[Extracted data entries]
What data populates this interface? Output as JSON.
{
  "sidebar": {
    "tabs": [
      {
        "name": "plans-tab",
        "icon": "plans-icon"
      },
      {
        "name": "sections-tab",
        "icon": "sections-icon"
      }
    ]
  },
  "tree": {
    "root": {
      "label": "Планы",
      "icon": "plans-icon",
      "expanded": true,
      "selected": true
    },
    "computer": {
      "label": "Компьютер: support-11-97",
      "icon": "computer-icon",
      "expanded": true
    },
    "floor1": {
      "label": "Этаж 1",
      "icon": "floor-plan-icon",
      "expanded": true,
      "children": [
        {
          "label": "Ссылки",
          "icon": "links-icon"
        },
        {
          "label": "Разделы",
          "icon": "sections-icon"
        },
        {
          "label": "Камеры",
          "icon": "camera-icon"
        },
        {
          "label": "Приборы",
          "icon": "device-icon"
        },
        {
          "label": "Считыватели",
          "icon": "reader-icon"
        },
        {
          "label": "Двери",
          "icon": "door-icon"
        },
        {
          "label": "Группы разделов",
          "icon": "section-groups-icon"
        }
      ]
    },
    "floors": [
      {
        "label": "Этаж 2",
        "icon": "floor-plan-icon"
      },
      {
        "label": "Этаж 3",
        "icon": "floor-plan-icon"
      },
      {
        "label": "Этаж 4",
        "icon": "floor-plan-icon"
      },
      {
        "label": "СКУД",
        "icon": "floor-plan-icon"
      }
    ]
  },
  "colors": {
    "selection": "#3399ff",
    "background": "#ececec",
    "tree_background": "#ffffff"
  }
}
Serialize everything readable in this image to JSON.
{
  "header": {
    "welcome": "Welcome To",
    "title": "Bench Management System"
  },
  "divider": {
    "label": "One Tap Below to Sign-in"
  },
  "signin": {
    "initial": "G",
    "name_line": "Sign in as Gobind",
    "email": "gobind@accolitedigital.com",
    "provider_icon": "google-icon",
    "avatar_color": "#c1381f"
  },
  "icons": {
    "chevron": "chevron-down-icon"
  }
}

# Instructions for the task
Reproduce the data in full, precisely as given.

# Response to this task
What data populates this interface? Output as JSON.
{
  "sidebar": {
    "tabs": [
      {
        "name": "plans-tab",
        "icon": "plans-icon"
      },
      {
        "name": "sections-tab",
        "icon": "sections-icon"
      }
    ]
  },
  "tree": {
    "root": {
      "label": "Планы",
      "icon": "plans-icon",
      "expanded": true,
      "selected": true
    },
    "computer": {
      "label": "Компьютер: support-11-97",
      "icon": "computer-icon",
      "expanded": true
    },
    "floor1": {
      "label": "Этаж 1",
      "icon": "floor-plan-icon",
      "expanded": true,
      "children": [
        {
          "label": "Ссылки",
          "icon": "links-icon"
        },
        {
          "label": "Разделы",
          "icon": "sections-icon"
        },
        {
          "label": "Камеры",
          "icon": "camera-icon"
        },
        {
          "label": "Приборы",
          "icon": "device-icon"
        },
        {
          "label": "Считыватели",
          "icon": "reader-icon"
        },
        {
          "label": "Двери",
          "icon": "door-icon"
        },
        {
          "label": "Группы разделов",
          "icon": "section-groups-icon"
        }
      ]
    },
    "floors": [
      {
        "label": "Этаж 2",
        "icon": "floor-plan-icon"
      },
      {
        "label": "Этаж 3",
        "icon": "floor-plan-icon"
      },
      {
        "label": "Этаж 4",
        "icon": "floor-plan-icon"
      },
      {
        "label": "СКУД",
        "icon": "floor-plan-icon"
      }
    ]
  },
  "colors": {
    "selection": "#3399ff",
    "background": "#ececec",
    "tree_background": "#ffffff"
  }
}
Serialize everything readable in this image to JSON.
{
  "header": {
    "welcome": "Welcome To",
    "title": "Bench Management System"
  },
  "divider": {
    "label": "One Tap Below to Sign-in"
  },
  "signin": {
    "initial": "G",
    "name_line": "Sign in as Gobind",
    "email": "gobind@accolitedigital.com",
    "provider_icon": "google-icon",
    "avatar_color": "#c1381f"
  },
  "icons": {
    "chevron": "chevron-down-icon"
  }
}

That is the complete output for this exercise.